• EXTRACTED INFORMATION
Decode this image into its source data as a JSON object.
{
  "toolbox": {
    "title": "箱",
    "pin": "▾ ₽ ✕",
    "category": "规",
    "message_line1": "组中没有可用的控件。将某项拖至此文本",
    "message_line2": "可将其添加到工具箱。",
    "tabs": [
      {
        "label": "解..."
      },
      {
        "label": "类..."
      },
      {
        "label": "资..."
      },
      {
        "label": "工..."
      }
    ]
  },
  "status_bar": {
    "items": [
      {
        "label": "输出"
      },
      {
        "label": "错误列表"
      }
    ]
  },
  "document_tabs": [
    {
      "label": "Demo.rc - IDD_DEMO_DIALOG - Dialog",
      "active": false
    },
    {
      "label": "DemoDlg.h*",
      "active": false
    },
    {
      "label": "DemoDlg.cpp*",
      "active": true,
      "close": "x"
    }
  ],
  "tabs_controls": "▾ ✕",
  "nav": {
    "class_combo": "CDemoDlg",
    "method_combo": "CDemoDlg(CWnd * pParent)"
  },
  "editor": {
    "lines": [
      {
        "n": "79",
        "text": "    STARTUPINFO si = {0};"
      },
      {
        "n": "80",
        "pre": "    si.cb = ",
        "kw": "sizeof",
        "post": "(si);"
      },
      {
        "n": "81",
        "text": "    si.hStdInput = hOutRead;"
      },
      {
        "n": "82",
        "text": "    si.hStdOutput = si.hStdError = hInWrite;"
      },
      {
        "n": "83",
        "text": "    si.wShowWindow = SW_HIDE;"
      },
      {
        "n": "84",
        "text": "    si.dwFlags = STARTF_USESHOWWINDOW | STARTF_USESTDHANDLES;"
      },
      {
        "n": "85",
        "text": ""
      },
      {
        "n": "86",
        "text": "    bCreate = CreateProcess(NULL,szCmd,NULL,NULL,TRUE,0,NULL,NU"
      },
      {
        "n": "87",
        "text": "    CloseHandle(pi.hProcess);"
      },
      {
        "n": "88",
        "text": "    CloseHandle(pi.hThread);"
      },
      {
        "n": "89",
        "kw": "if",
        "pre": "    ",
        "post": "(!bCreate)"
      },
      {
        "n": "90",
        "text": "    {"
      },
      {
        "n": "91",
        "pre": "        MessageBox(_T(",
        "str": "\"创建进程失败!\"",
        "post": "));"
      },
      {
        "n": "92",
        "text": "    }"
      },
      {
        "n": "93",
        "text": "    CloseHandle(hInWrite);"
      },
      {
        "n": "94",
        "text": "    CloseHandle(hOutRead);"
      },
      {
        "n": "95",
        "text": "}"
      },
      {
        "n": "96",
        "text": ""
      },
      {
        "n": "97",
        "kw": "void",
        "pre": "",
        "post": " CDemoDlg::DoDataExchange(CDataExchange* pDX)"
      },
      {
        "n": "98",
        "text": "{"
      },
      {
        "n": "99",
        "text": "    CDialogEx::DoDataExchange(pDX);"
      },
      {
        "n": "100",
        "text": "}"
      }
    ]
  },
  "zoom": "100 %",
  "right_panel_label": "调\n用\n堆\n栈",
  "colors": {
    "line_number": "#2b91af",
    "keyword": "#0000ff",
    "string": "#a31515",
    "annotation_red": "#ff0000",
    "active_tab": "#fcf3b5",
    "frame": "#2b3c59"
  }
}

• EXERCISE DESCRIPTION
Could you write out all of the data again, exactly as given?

• ANSWER FOR THE TASK
Decode this image into its source data as a JSON object.
{
  "toolbox": {
    "title": "箱",
    "pin": "▾ ₽ ✕",
    "category": "规",
    "message_line1": "组中没有可用的控件。将某项拖至此文本",
    "message_line2": "可将其添加到工具箱。",
    "tabs": [
      {
        "label": "解..."
      },
      {
        "label": "类..."
      },
      {
        "label": "资..."
      },
      {
        "label": "工..."
      }
    ]
  },
  "status_bar": {
    "items": [
      {
        "label": "输出"
      },
      {
        "label": "错误列表"
      }
    ]
  },
  "document_tabs": [
    {
      "label": "Demo.rc - IDD_DEMO_DIALOG - Dialog",
      "active": false
    },
    {
      "label": "DemoDlg.h*",
      "active": false
    },
    {
      "label": "DemoDlg.cpp*",
      "active": true,
      "close": "x"
    }
  ],
  "tabs_controls": "▾ ✕",
  "nav": {
    "class_combo": "CDemoDlg",
    "method_combo": "CDemoDlg(CWnd * pParent)"
  },
  "editor": {
    "lines": [
      {
        "n": "79",
        "text": "    STARTUPINFO si = {0};"
      },
      {
        "n": "80",
        "pre": "    si.cb = ",
        "kw": "sizeof",
        "post": "(si);"
      },
      {
        "n": "81",
        "text": "    si.hStdInput = hOutRead;"
      },
      {
        "n": "82",
        "text": "    si.hStdOutput = si.hStdError = hInWrite;"
      },
      {
        "n": "83",
        "text": "    si.wShowWindow = SW_HIDE;"
      },
      {
        "n": "84",
        "text": "    si.dwFlags = STARTF_USESHOWWINDOW | STARTF_USESTDHANDLES;"
      },
      {
        "n": "85",
        "text": ""
      },
      {
        "n": "86",
        "text": "    bCreate = CreateProcess(NULL,szCmd,NULL,NULL,TRUE,0,NULL,NU"
      },
      {
        "n": "87",
        "text": "    CloseHandle(pi.hProcess);"
      },
      {
        "n": "88",
        "text": "    CloseHandle(pi.hThread);"
      },
      {
        "n": "89",
        "kw": "if",
        "pre": "    ",
        "post": "(!bCreate)"
      },
      {
        "n": "90",
        "text": "    {"
      },
      {
        "n": "91",
        "pre": "        MessageBox(_T(",
        "str": "\"创建进程失败!\"",
        "post": "));"
      },
      {
        "n": "92",
        "text": "    }"
      },
      {
        "n": "93",
        "text": "    CloseHandle(hInWrite);"
      },
      {
        "n": "94",
        "text": "    CloseHandle(hOutRead);"
      },
      {
        "n": "95",
        "text": "}"
      },
      {
        "n": "96",
        "text": ""
      },
      {
        "n": "97",
        "kw": "void",
        "pre": "",
        "post": " CDemoDlg::DoDataExchange(CDataExchange* pDX)"
      },
      {
        "n": "98",
        "text": "{"
      },
      {
        "n": "99",
        "text": "    CDialogEx::DoDataExchange(pDX);"
      },
      {
        "n": "100",
        "text": "}"
      }
    ]
  },
  "zoom": "100 %",
  "right_panel_label": "调\n用\n堆\n栈",
  "colors": {
    "line_number": "#2b91af",
    "keyword": "#0000ff",
    "string": "#a31515",
    "annotation_red": "#ff0000",
    "active_tab": "#fcf3b5",
    "frame": "#2b3c59"
  }
}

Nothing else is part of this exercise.